[Extracted data entries]
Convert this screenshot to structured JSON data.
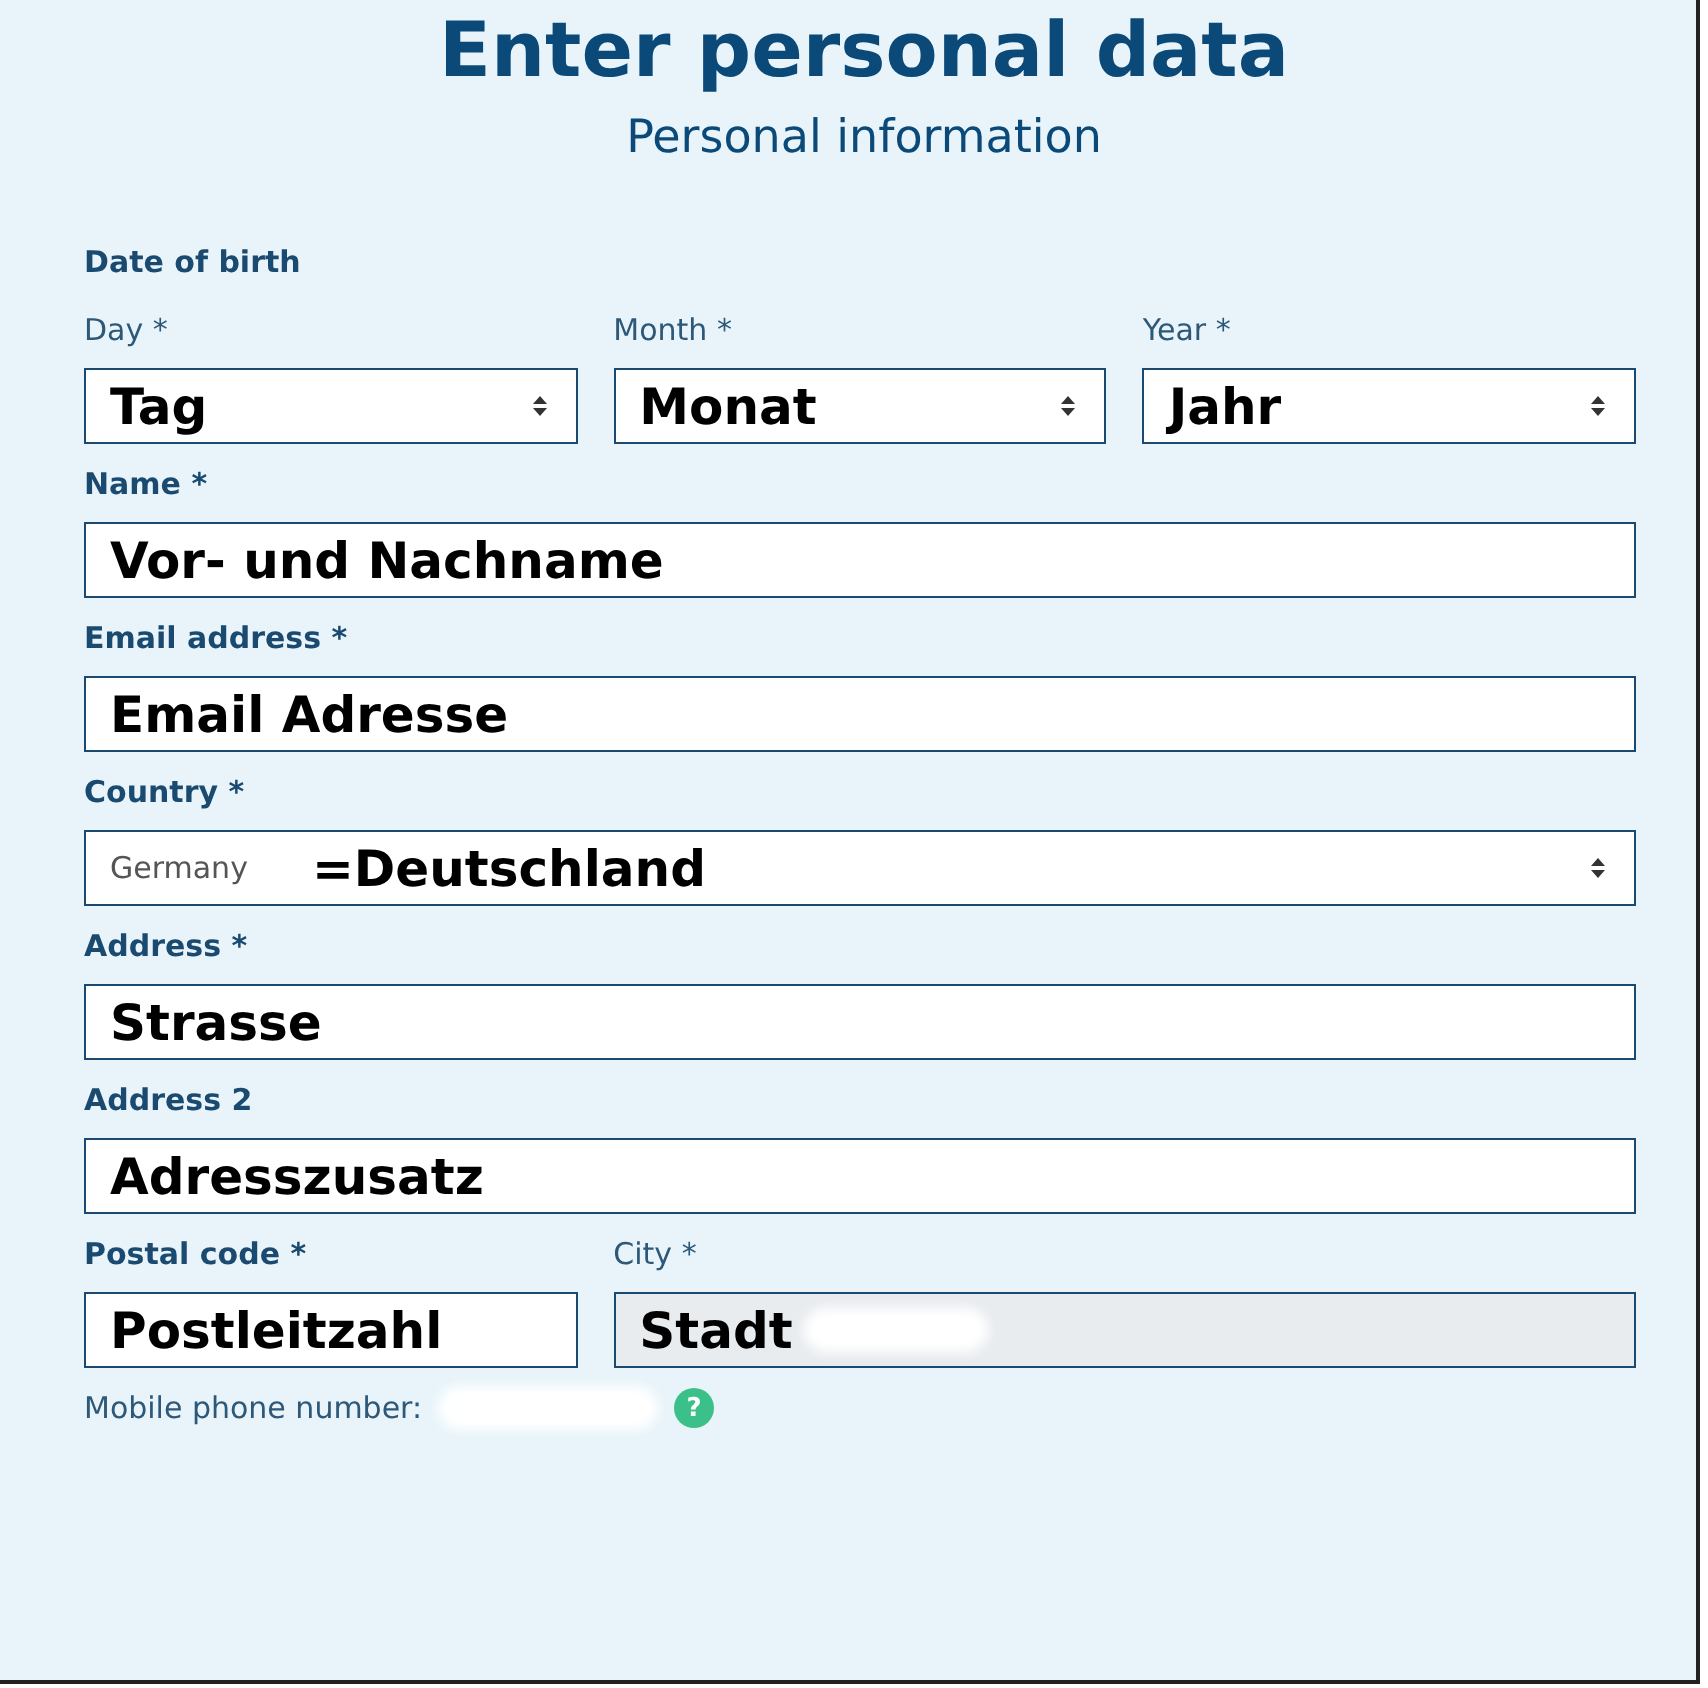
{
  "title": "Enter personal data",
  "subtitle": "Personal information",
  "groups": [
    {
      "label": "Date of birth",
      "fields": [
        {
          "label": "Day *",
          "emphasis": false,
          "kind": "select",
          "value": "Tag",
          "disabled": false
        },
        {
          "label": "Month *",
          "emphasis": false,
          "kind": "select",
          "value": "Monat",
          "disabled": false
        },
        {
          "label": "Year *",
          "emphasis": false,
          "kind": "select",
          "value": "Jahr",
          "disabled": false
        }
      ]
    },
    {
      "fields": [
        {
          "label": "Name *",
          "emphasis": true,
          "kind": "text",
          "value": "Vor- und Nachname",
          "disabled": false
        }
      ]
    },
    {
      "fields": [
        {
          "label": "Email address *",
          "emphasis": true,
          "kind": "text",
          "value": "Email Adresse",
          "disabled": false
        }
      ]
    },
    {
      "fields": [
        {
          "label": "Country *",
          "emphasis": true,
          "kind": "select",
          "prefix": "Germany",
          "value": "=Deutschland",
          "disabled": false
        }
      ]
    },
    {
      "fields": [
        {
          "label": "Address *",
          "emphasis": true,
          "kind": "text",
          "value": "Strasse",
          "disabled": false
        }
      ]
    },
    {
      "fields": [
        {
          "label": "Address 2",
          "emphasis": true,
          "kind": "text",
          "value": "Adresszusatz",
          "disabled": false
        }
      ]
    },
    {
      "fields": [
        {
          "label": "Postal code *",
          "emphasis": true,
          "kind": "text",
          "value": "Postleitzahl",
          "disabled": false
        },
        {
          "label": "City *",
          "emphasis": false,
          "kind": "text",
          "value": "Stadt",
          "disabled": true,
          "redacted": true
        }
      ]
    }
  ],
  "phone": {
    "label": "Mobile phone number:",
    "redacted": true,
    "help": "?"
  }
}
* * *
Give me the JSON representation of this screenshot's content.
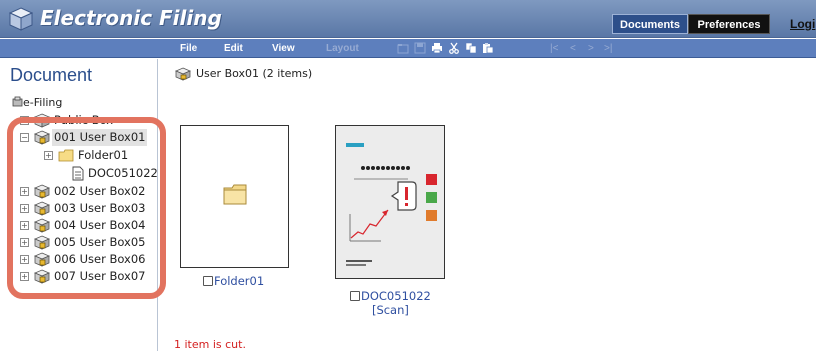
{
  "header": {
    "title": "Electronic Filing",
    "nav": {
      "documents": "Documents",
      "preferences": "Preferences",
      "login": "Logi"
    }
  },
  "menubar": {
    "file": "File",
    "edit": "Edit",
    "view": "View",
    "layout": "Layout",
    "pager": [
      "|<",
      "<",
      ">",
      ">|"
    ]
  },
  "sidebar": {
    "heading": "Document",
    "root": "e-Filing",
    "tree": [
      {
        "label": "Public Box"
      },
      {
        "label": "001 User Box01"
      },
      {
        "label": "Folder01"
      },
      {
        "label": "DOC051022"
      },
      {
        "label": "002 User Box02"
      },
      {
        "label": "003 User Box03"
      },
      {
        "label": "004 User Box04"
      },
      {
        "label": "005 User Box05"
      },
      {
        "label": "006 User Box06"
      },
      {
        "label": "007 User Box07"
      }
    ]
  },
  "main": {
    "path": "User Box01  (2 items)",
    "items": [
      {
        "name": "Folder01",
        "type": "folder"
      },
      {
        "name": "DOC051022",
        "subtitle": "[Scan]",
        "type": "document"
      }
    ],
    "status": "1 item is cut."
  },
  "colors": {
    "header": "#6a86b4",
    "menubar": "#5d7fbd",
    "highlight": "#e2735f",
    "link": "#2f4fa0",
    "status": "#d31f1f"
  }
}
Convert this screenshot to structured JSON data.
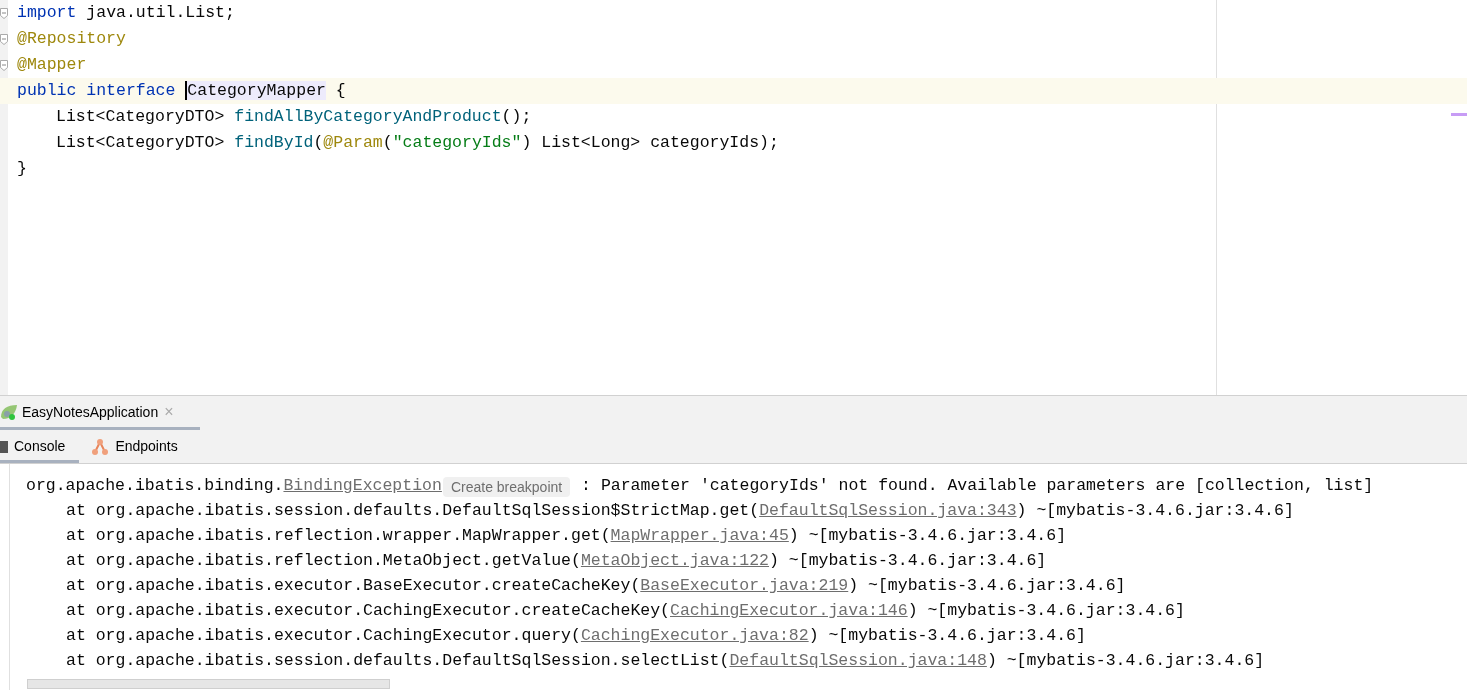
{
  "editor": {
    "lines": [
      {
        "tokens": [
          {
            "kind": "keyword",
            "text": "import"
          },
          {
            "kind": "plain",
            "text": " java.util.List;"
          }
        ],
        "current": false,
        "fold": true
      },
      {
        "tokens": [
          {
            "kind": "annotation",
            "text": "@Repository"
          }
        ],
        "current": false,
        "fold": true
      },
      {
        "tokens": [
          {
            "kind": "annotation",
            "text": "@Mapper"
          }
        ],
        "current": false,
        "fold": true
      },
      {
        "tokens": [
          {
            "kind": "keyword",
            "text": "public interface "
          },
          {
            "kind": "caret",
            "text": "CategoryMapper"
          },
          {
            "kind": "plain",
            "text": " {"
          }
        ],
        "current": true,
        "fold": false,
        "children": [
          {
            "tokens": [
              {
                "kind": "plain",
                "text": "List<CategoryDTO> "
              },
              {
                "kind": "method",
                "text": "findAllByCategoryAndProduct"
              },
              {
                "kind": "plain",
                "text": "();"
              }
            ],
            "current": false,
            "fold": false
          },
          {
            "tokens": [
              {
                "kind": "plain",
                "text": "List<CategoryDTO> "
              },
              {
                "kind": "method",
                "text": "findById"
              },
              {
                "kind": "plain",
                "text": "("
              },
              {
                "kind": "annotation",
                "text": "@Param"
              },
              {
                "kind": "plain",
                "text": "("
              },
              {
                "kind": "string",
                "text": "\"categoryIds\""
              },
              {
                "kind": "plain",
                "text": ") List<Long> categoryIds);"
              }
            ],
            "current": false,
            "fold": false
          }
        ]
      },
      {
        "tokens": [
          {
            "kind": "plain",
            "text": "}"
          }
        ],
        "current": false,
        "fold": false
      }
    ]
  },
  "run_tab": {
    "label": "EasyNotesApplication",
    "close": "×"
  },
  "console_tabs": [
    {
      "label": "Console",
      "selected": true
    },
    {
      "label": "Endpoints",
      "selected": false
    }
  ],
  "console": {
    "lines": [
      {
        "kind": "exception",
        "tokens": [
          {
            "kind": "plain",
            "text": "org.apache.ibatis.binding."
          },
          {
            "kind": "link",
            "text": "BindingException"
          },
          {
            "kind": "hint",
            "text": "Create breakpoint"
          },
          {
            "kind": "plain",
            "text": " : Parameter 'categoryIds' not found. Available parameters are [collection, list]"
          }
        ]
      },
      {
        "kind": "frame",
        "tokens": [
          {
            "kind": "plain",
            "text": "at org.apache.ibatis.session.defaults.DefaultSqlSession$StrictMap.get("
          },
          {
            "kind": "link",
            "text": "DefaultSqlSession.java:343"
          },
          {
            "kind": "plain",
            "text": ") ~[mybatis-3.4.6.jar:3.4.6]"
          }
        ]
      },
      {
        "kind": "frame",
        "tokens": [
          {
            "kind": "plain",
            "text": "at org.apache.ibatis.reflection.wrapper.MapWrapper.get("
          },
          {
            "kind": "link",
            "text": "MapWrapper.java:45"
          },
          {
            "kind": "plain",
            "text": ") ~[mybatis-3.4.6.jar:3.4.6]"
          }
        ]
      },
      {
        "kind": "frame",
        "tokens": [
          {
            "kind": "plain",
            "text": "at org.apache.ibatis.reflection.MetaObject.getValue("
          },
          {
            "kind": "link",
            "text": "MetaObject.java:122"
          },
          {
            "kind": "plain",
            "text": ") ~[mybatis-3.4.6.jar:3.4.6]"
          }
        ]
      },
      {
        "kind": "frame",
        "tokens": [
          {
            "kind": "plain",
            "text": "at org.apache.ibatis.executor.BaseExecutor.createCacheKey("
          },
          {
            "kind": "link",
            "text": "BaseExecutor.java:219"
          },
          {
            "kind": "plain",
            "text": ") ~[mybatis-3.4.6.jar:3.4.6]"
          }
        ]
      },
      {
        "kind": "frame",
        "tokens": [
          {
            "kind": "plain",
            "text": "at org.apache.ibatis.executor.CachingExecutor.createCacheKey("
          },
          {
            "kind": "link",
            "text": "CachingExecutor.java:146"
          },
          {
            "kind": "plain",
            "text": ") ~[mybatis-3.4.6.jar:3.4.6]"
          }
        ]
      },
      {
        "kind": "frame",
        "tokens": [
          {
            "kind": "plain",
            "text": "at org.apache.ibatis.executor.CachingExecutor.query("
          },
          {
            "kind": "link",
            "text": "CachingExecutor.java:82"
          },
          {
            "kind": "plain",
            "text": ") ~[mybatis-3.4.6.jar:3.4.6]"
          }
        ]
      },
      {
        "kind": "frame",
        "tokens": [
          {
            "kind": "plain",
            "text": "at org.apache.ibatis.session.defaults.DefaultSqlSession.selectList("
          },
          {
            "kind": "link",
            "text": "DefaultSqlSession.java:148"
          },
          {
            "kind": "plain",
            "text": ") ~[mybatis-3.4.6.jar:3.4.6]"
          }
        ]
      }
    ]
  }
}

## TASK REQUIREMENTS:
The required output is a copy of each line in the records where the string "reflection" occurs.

## ANSWER SECTION:
            "text": "at org.apache.ibatis.reflection.wrapper.MapWrapper.get("
            "text": "at org.apache.ibatis.reflection.MetaObject.getValue("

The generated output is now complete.